On July 22, 2009, the National Conference of State Legislatures (NCSL), a bipartisan research organization that serves state legislators and their staffs, reported that, as of June 30, 2009, seven states had enacted a collective total of 10 laws relating to immigration and employment. These seven states are: Florida, Hawaii, Maine, Montana, Nevada, Tennessee, and Utah. Additionally, two bills were vetoed in Georgia and Minnesota, while three bills in Illinois and one in Oregon were sent to the respective governors—but remain unsigned. Furthermore, legislatures in Georgia and Nebraska have passed omnibus, immigration-related legislation dealing with employment issues as well as other areas.

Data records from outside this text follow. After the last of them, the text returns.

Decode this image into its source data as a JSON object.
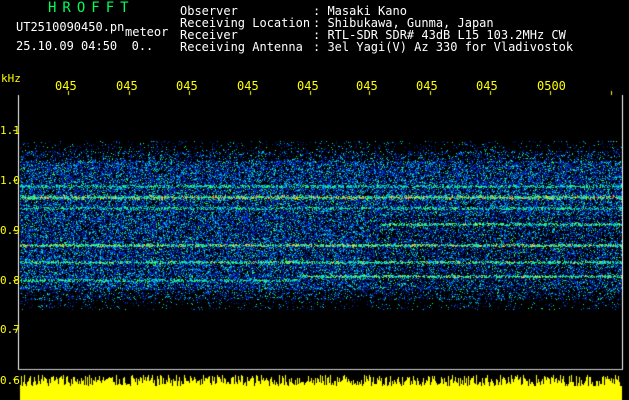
{
  "header": {
    "brand": "HROFFT",
    "filename": "UT2510090450.pn",
    "subtitle": "meteor",
    "datetime": "25.10.09 04:50",
    "counter": "0..",
    "meta": [
      {
        "label": "Observer",
        "value": ": Masaki Kano"
      },
      {
        "label": "Receiving Location",
        "value": ": Shibukawa, Gunma, Japan"
      },
      {
        "label": "Receiver",
        "value": ": RTL-SDR SDR# 43dB L15 103.2MHz CW"
      },
      {
        "label": "Receiving Antenna",
        "value": ": 3el Yagi(V) Az 330 for Vladivostok"
      }
    ]
  },
  "time_axis": {
    "labels": [
      "045",
      "045",
      "045",
      "045",
      "045",
      "045",
      "045",
      "045",
      "0500"
    ]
  },
  "freq_axis": {
    "unit": "kHz",
    "labels": [
      "1.1",
      "1.0",
      "0.9",
      "0.8",
      "0.7",
      "0.6"
    ]
  },
  "colors": {
    "axis_text": "#ffff00",
    "brand": "#00ff55",
    "background": "#000000",
    "audio_level": "#ffff00"
  }
}
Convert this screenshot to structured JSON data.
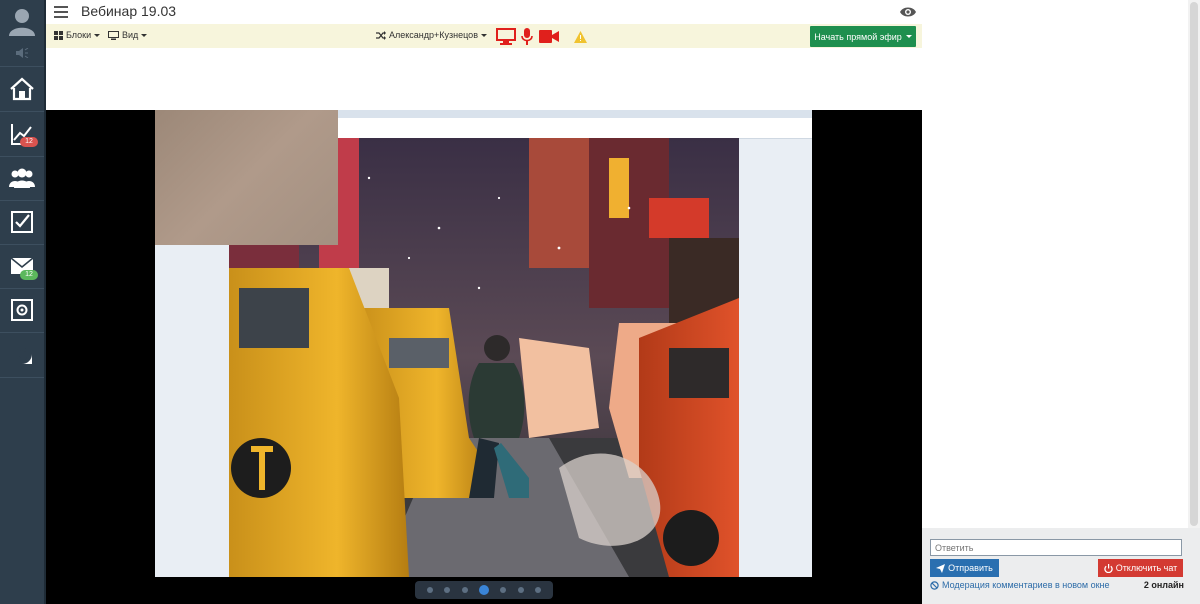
{
  "header": {
    "title": "Вебинар 19.03"
  },
  "sidebar": {
    "items": [
      {
        "icon": "user-avatar-icon"
      },
      {
        "icon": "volume-icon"
      },
      {
        "icon": "home-icon"
      },
      {
        "icon": "chart-icon",
        "badge": "12"
      },
      {
        "icon": "users-icon"
      },
      {
        "icon": "checkbox-icon"
      },
      {
        "icon": "mail-icon",
        "badge": "12"
      },
      {
        "icon": "safe-icon"
      },
      {
        "icon": "brand-logo-icon"
      }
    ],
    "badge_colors": {
      "chart": "#d9534f",
      "mail": "#5cb85c"
    }
  },
  "toolbar": {
    "blocks_label": "Блоки",
    "view_label": "Вид",
    "presenter_label": "Александр+Кузнецов",
    "live_label": "Начать прямой эфир"
  },
  "chat": {
    "reply_placeholder": "Ответить",
    "send_label": "Отправить",
    "disable_label": "Отключить чат",
    "moderation_label": "Модерация комментариев в новом окне",
    "online_label": "2 онлайн"
  },
  "colors": {
    "sidebar_bg": "#2e3e4c",
    "toolbar_bg": "#f7f5dc",
    "live_button": "#1e8f4e",
    "send_button": "#2a6fb0",
    "disable_button": "#d33a32",
    "media_red": "#e0201c"
  }
}
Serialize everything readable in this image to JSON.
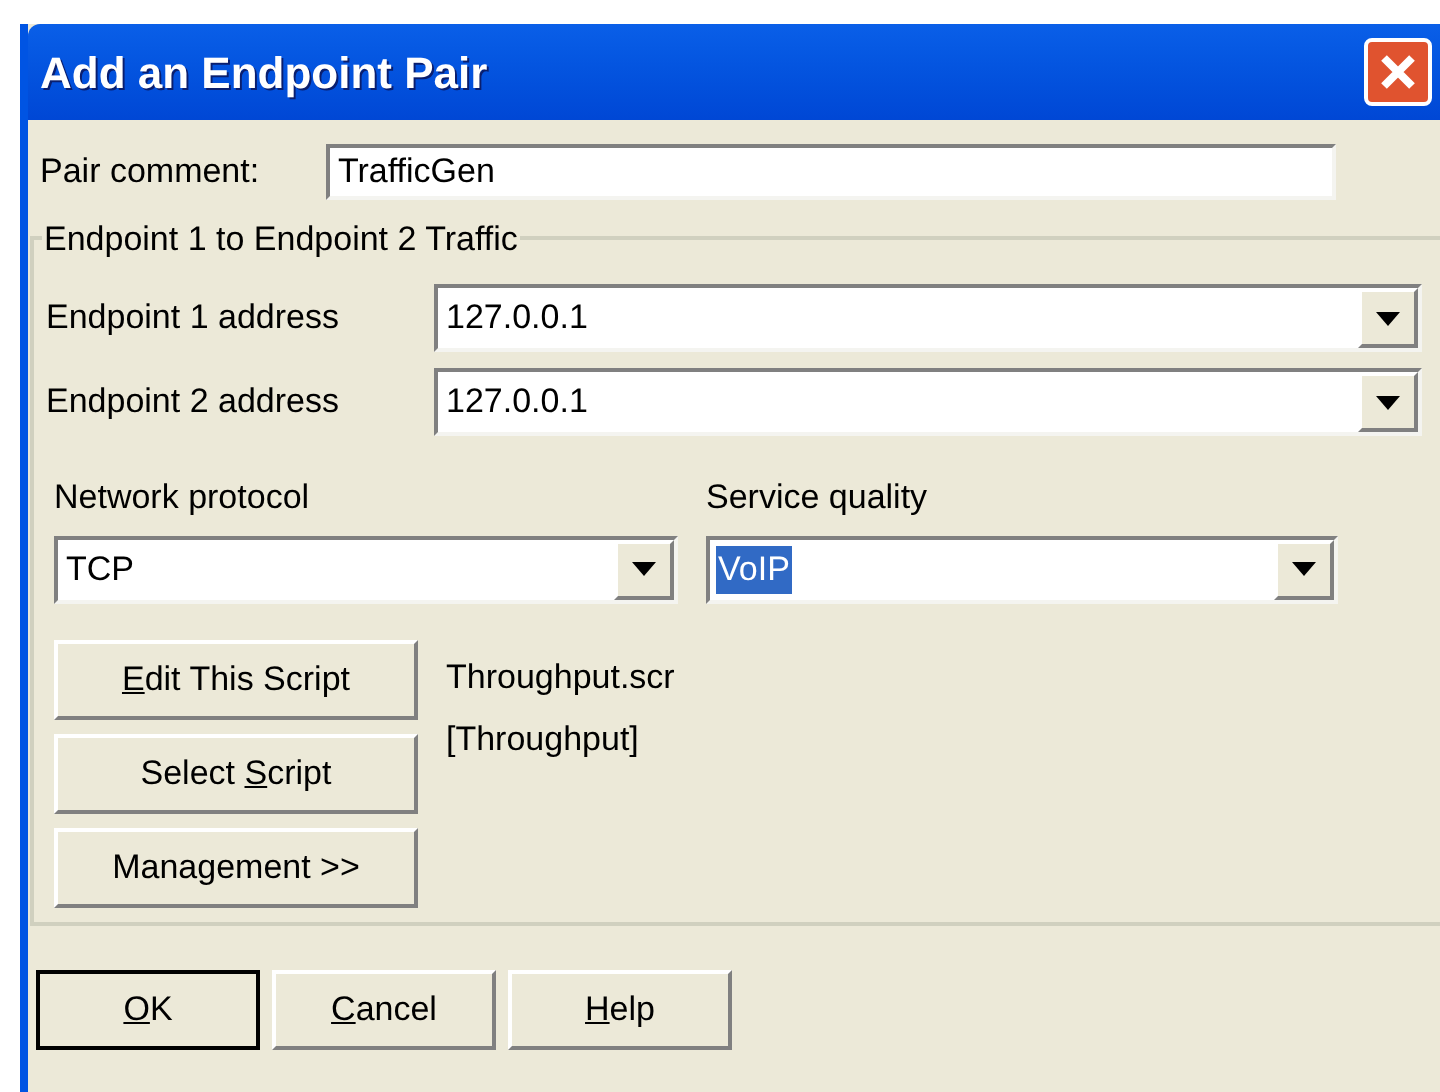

The NCSL report also indicated that these new state laws include employer sanctions related to the hiring of unauthorized workers and penalties related to the employment eligibility verification requirements. This activity adds to the record expansion of state legislation involving immigration that has developed over the states’ frustration with Congress’s failure to pass comprehensive immigration reform. At the present time, 46 states have some form of legislation dealing with immigration issues from identification/driver’s licenses to employment and education. This means that employers seeking to comply with all immigration requirements also must consult the laws of the states in which they operate or do business.